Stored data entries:
((

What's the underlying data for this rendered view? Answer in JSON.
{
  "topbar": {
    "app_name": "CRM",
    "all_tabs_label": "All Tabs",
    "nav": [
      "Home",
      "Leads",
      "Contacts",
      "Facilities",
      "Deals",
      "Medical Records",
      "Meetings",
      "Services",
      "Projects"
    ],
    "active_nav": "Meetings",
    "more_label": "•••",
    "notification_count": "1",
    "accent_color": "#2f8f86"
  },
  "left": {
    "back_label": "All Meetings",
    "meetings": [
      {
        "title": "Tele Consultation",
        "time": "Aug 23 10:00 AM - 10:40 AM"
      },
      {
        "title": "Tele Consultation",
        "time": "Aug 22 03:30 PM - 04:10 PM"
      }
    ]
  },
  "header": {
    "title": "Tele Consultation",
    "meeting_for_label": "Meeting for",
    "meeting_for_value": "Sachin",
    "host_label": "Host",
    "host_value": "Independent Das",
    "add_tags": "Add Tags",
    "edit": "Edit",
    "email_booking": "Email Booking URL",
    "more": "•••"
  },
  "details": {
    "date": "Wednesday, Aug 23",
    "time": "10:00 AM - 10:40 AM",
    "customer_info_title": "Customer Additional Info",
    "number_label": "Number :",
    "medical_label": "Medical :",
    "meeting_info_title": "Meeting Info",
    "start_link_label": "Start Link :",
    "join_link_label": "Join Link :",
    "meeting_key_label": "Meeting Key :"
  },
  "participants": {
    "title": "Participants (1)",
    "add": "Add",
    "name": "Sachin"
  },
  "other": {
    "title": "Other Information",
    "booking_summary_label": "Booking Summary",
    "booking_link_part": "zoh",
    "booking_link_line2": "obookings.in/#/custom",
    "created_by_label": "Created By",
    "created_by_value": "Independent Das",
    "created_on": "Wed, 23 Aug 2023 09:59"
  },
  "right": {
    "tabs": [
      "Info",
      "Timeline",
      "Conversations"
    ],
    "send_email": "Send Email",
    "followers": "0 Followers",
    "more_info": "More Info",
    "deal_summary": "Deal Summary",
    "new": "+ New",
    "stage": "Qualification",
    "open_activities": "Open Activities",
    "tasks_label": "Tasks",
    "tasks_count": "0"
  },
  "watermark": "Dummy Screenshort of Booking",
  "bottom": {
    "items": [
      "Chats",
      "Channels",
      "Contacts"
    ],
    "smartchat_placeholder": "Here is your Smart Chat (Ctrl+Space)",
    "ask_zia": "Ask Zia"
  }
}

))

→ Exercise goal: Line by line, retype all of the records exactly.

→ Result of the task:
What's the underlying data for this rendered view? Answer in JSON.
{
  "topbar": {
    "app_name": "CRM",
    "all_tabs_label": "All Tabs",
    "nav": [
      "Home",
      "Leads",
      "Contacts",
      "Facilities",
      "Deals",
      "Medical Records",
      "Meetings",
      "Services",
      "Projects"
    ],
    "active_nav": "Meetings",
    "more_label": "•••",
    "notification_count": "1",
    "accent_color": "#2f8f86"
  },
  "left": {
    "back_label": "All Meetings",
    "meetings": [
      {
        "title": "Tele Consultation",
        "time": "Aug 23 10:00 AM - 10:40 AM"
      },
      {
        "title": "Tele Consultation",
        "time": "Aug 22 03:30 PM - 04:10 PM"
      }
    ]
  },
  "header": {
    "title": "Tele Consultation",
    "meeting_for_label": "Meeting for",
    "meeting_for_value": "Sachin",
    "host_label": "Host",
    "host_value": "Independent Das",
    "add_tags": "Add Tags",
    "edit": "Edit",
    "email_booking": "Email Booking URL",
    "more": "•••"
  },
  "details": {
    "date": "Wednesday, Aug 23",
    "time": "10:00 AM - 10:40 AM",
    "customer_info_title": "Customer Additional Info",
    "number_label": "Number :",
    "medical_label": "Medical :",
    "meeting_info_title": "Meeting Info",
    "start_link_label": "Start Link :",
    "join_link_label": "Join Link :",
    "meeting_key_label": "Meeting Key :"
  },
  "participants": {
    "title": "Participants (1)",
    "add": "Add",
    "name": "Sachin"
  },
  "other": {
    "title": "Other Information",
    "booking_summary_label": "Booking Summary",
    "booking_link_part": "zoh",
    "booking_link_line2": "obookings.in/#/custom",
    "created_by_label": "Created By",
    "created_by_value": "Independent Das",
    "created_on": "Wed, 23 Aug 2023 09:59"
  },
  "right": {
    "tabs": [
      "Info",
      "Timeline",
      "Conversations"
    ],
    "send_email": "Send Email",
    "followers": "0 Followers",
    "more_info": "More Info",
    "deal_summary": "Deal Summary",
    "new": "+ New",
    "stage": "Qualification",
    "open_activities": "Open Activities",
    "tasks_label": "Tasks",
    "tasks_count": "0"
  },
  "watermark": "Dummy Screenshort of Booking",
  "bottom": {
    "items": [
      "Chats",
      "Channels",
      "Contacts"
    ],
    "smartchat_placeholder": "Here is your Smart Chat (Ctrl+Space)",
    "ask_zia": "Ask Zia"
  }
}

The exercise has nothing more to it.